Palestine is a land of the three monotheistic faiths. This intersection of faiths has contributed to the nation’s rich and sometimes turbulent history. During much of the twentieth century, and now in the twenty-first, this region of the world has been embroiled in what’s known as the Israeli-Palestinian Conflict, a struggle over which state gets control of what land, and how the land is controlled. Two wars, in particular, started what has become a catastrophic refugee situation for Arabs living in Palestine. The 1948 War and the Six-Day-War of 1967. During both, Israel defeated Palestinian militia and took control over more of Palestine’s land. Those two wars combined created 1.5 million Palestinian refugees. There are 7 million Palestinian refugees today. Clowns Without Borders toured refugee camps. It also included building and reconstruction work, protective presence activity, guided walks, home-stays, interactive workshops, performances, educational talks and cultural events.
- Approximately three-quarters of the Palestinian people are refugees or internally displaced persons and one in three refugees worldwide is Palestinian.
- 70% of Gaza’s children are refugees (588,000 out of 840,000 children). Gaza also houses the largest camp population– comprising more than one-third of all registered refugees residing in camps.
- UNRWA provides free schooling for Palestinian refugee children from grade 1 through 9 and o ers limited secondary education to Palestinian refugees in Lebanon (they are denied access to Lebanese public schools while private schools are financially out of reach for most).

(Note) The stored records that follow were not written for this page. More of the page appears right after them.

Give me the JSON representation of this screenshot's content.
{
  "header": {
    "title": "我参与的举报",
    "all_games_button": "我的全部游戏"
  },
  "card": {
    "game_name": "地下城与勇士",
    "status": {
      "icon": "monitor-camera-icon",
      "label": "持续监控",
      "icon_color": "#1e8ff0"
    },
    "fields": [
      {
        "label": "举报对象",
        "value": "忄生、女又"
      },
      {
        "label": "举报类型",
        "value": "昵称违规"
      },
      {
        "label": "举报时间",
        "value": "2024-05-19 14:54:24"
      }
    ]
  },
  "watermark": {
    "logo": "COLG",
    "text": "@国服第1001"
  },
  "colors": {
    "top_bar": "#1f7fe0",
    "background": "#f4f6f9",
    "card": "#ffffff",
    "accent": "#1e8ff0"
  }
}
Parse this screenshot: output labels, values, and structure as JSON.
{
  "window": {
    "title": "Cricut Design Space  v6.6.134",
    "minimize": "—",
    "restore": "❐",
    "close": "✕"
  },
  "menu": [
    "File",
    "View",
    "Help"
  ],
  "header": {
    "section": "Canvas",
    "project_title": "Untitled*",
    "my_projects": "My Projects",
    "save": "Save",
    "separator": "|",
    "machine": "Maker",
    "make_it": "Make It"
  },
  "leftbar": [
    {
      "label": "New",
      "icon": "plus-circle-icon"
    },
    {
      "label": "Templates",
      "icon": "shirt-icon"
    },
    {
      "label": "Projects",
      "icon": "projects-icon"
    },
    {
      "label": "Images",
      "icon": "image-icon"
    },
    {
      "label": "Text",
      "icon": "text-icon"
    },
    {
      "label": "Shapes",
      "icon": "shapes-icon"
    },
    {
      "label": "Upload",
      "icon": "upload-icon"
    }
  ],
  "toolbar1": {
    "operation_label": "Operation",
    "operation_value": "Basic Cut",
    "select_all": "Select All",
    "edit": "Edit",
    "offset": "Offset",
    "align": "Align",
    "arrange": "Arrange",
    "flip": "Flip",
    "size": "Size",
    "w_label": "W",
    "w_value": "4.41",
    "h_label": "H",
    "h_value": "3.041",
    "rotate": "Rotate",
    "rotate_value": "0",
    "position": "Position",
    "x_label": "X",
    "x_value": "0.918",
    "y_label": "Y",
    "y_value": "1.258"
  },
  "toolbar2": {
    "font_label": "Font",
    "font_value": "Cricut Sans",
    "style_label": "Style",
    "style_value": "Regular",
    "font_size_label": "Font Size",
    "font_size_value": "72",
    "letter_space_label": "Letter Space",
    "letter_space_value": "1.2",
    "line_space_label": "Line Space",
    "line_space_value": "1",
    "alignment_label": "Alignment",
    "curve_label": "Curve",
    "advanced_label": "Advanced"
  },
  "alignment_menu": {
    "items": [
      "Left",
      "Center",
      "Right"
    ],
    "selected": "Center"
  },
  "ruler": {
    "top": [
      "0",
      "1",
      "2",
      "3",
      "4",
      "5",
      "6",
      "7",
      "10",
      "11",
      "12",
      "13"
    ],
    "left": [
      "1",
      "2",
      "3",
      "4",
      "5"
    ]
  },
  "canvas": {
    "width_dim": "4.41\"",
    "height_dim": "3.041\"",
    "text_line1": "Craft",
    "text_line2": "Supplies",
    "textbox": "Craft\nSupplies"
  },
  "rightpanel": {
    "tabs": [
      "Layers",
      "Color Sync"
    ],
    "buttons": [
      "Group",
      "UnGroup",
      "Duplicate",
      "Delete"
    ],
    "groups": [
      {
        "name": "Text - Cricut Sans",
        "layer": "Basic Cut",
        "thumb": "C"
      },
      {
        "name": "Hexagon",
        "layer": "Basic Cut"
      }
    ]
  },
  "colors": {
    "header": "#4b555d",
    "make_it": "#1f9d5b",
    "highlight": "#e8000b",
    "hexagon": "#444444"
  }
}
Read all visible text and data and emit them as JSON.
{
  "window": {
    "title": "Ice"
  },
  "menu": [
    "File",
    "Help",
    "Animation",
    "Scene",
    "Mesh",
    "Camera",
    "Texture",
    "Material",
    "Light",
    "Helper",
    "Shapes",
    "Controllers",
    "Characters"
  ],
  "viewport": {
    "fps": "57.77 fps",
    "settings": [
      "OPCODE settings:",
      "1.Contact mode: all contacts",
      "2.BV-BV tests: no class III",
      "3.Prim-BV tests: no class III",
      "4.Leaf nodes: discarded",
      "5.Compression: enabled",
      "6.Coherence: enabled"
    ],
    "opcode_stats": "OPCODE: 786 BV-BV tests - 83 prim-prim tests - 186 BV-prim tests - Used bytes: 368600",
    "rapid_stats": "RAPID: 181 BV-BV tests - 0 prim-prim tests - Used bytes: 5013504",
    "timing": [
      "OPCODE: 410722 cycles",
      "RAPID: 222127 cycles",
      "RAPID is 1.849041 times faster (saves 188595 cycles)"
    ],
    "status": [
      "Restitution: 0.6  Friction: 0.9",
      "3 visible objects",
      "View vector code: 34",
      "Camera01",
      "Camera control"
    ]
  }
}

- 83% of UNRWA elementary schools and 62% of UNRWA preparatory schools are operated in double shifts as
a result of overcrowding and a lack of resources. is ranges from 93% in Jordan to 27% in the West Bank.
- It is estimated that roughly 100,000 children or 20% of children in UNRWA’s schools may have special needs and are not receiving necessary help.
Clowns Without Borders International has been a consultative partner of UNESCO since 2015. As such, CWB-USA follows the U.N. naming conventions. This is especially noticeable in reference to Myanmar, Palestine, and South Sudan.